■ DESCRIPTION OF THE TASK
For every line below that includes the word "time", add one; report the final number and nothing else.

■ SUPPLIED MATERIAL
Start of Block

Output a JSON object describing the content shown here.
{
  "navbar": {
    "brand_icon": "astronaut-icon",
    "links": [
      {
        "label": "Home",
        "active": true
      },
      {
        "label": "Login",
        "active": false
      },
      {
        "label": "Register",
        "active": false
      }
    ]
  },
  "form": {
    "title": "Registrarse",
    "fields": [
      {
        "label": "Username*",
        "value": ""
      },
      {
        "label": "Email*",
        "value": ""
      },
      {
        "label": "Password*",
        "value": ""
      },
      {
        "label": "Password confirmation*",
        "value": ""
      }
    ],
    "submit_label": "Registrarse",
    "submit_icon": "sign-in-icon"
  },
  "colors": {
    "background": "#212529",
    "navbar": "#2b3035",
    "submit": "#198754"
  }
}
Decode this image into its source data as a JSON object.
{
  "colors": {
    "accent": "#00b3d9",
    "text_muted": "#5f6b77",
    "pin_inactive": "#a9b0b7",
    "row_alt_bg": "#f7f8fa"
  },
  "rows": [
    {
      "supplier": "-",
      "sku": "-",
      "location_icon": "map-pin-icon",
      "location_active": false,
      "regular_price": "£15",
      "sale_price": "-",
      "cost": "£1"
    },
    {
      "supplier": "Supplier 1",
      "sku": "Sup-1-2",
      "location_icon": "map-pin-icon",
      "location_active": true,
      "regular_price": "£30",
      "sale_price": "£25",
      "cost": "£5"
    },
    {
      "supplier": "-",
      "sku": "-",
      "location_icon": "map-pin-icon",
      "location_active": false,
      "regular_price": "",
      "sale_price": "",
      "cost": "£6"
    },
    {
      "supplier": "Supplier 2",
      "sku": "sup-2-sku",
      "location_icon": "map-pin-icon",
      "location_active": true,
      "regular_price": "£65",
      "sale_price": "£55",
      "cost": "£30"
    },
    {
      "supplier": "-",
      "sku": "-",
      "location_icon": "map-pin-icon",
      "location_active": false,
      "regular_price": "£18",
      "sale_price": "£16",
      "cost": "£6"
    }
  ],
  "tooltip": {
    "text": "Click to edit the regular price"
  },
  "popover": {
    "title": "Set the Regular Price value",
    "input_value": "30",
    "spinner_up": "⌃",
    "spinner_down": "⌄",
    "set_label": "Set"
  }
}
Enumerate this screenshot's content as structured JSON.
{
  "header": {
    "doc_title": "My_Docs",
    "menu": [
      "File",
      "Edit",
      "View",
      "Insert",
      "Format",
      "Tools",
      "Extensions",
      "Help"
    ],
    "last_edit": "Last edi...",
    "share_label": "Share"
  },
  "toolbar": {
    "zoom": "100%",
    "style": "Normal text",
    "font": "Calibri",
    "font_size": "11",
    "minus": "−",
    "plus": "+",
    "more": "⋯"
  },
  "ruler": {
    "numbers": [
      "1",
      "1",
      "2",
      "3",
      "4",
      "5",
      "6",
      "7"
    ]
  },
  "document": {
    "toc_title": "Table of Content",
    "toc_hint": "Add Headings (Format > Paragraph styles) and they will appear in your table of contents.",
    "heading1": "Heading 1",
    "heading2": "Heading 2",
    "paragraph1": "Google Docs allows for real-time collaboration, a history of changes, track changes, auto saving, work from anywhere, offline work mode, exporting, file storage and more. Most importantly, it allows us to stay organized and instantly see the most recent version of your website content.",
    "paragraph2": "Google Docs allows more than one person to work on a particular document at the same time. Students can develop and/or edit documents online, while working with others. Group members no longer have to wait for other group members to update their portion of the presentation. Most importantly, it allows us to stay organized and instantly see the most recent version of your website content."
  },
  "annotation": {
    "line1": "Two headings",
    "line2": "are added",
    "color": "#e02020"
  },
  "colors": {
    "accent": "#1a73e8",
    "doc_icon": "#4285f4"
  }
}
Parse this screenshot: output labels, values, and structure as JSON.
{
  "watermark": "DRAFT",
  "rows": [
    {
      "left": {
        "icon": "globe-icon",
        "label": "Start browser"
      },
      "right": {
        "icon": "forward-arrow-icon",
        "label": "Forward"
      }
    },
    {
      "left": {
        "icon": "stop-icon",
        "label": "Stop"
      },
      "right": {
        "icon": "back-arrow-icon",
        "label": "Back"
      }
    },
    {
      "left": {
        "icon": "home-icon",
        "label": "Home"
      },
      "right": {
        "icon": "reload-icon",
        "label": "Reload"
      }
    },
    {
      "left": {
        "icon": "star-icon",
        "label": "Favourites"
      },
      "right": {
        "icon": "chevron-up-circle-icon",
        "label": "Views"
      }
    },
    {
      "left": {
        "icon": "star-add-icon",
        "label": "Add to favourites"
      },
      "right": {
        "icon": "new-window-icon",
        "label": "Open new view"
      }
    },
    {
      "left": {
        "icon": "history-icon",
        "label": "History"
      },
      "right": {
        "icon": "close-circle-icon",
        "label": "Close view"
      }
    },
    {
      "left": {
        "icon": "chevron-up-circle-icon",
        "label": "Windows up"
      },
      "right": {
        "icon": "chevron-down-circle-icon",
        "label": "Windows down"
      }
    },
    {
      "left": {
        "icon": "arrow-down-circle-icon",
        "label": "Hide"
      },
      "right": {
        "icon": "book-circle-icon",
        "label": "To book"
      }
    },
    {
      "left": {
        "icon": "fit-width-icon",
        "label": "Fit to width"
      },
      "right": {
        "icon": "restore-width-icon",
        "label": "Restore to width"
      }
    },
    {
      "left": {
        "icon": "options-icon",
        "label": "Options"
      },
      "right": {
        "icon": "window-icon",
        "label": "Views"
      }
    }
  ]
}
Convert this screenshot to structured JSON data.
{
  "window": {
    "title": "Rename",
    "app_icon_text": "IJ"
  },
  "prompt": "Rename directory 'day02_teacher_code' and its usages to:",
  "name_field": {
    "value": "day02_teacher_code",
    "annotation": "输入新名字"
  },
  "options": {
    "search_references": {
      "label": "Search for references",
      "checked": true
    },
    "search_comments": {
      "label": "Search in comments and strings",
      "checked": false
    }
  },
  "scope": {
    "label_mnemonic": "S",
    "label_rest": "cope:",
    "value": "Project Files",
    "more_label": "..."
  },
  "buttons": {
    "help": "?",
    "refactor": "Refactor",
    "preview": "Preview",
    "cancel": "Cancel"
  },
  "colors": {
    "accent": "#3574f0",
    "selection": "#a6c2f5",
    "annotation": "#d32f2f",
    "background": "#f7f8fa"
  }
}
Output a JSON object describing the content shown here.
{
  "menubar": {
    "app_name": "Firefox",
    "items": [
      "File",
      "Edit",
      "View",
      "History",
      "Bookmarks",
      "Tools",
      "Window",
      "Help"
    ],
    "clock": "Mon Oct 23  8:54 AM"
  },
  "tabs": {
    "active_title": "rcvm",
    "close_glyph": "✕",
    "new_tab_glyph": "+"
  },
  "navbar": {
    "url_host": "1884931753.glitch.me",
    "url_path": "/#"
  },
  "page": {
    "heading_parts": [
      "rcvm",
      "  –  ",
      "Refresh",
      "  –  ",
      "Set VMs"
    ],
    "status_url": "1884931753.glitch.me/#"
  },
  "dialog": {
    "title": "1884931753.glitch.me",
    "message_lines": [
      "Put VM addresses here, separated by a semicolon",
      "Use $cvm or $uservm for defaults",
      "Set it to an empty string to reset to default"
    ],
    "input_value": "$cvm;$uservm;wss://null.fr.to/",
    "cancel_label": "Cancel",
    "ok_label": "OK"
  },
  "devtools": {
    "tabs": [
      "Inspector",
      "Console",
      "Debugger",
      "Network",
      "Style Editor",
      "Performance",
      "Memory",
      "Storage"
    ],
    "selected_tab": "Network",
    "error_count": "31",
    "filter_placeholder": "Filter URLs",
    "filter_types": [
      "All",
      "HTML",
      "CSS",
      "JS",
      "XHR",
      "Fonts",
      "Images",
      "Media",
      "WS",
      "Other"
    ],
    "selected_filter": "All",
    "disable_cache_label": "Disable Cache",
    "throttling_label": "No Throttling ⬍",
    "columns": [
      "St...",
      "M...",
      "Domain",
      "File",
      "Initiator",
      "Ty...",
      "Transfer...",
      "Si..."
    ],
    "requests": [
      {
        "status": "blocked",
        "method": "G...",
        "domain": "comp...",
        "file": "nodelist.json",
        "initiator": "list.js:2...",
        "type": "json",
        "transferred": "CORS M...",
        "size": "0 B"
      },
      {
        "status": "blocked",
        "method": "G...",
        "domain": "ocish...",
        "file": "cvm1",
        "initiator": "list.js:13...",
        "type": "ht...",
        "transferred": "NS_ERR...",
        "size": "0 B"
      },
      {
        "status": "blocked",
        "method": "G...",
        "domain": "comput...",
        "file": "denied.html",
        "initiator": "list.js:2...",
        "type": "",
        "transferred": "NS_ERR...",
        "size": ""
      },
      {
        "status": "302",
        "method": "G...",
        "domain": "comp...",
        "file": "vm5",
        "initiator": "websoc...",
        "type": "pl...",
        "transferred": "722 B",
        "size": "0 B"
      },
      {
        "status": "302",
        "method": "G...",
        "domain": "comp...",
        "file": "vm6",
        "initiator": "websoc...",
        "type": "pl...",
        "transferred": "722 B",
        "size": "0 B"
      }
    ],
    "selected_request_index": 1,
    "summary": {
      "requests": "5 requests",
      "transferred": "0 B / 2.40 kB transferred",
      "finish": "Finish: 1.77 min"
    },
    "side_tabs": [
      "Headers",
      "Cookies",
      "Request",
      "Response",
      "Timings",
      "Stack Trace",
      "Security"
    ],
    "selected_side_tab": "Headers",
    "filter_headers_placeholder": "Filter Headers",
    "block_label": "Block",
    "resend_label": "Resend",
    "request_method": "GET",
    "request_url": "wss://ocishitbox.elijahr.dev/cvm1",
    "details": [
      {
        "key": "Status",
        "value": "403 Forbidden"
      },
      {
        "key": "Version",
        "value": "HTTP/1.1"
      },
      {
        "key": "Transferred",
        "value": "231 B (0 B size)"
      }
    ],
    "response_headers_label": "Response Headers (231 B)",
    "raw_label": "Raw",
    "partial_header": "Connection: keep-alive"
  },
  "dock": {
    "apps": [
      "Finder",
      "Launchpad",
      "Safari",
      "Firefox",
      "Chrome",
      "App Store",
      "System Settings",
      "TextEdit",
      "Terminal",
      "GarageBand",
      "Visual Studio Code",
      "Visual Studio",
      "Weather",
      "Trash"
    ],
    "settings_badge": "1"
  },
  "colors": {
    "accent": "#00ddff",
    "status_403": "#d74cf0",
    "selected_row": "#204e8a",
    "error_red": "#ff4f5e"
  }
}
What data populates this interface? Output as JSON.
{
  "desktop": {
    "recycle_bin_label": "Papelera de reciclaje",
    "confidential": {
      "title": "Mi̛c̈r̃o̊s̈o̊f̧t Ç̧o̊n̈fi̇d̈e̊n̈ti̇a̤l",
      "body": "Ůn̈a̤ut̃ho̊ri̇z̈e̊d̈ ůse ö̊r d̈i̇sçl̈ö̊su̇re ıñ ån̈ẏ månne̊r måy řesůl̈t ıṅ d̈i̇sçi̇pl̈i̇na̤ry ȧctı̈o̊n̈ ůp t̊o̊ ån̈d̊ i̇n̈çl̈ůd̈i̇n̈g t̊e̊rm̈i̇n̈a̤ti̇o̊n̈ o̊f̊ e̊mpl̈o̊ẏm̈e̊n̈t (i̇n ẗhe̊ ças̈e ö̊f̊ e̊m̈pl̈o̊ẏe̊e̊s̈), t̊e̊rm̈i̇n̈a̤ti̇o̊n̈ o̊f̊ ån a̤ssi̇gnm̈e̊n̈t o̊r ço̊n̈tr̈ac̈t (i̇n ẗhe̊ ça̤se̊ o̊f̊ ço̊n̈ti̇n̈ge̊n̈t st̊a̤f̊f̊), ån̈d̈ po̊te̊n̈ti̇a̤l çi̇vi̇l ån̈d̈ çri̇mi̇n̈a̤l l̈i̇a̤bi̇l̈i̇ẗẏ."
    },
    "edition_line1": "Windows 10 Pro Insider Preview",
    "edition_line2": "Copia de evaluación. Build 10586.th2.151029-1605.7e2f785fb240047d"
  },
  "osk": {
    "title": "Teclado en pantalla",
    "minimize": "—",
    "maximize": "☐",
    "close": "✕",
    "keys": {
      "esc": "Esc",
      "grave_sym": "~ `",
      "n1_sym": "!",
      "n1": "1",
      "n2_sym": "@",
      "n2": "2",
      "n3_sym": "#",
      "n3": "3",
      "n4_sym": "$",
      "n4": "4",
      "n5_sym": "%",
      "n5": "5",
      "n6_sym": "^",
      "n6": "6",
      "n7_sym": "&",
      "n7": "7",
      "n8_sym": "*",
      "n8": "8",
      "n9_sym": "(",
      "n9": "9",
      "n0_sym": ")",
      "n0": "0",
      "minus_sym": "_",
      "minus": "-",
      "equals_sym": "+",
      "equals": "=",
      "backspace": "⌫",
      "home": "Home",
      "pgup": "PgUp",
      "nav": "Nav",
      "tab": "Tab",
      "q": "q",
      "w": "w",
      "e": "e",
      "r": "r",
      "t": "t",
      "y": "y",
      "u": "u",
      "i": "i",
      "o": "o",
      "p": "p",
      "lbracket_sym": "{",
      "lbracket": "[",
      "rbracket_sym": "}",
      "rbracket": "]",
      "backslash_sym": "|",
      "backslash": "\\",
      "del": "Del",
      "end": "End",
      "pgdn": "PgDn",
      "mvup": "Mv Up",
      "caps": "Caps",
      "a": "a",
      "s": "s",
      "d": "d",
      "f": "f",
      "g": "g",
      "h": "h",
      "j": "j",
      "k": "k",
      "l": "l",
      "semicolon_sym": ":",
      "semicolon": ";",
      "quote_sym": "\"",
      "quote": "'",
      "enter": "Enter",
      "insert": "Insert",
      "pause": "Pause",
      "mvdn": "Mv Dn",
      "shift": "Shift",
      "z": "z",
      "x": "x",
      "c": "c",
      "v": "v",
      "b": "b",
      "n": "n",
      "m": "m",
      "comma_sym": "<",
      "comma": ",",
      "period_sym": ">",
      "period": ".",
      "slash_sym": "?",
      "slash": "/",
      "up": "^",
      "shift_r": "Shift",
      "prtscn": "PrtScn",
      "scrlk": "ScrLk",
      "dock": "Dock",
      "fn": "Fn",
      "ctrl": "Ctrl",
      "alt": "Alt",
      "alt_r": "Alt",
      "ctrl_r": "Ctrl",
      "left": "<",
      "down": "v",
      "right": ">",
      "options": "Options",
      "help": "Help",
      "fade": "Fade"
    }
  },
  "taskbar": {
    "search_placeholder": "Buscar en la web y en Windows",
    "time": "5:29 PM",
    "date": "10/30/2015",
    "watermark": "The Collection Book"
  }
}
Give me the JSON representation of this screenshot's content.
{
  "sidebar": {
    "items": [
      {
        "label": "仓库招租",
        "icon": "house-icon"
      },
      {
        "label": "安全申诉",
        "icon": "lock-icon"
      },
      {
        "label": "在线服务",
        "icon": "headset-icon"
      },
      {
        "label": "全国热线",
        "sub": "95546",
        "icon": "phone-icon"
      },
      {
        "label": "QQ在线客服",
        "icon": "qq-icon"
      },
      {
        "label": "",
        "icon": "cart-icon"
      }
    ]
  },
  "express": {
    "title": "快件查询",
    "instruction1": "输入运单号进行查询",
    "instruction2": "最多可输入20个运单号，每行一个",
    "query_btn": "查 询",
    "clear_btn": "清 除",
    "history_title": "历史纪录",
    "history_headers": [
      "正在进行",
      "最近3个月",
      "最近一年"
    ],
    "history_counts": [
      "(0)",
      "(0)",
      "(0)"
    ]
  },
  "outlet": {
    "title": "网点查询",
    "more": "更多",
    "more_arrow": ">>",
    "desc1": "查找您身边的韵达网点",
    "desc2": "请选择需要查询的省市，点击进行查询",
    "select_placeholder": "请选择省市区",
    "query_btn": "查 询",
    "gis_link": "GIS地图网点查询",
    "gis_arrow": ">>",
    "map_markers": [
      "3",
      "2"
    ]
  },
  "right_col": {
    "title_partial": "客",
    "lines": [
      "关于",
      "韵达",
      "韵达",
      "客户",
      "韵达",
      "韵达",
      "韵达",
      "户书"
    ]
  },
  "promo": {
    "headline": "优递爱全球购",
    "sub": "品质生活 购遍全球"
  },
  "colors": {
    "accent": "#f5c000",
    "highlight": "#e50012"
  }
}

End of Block

■ TASK ANSWER
3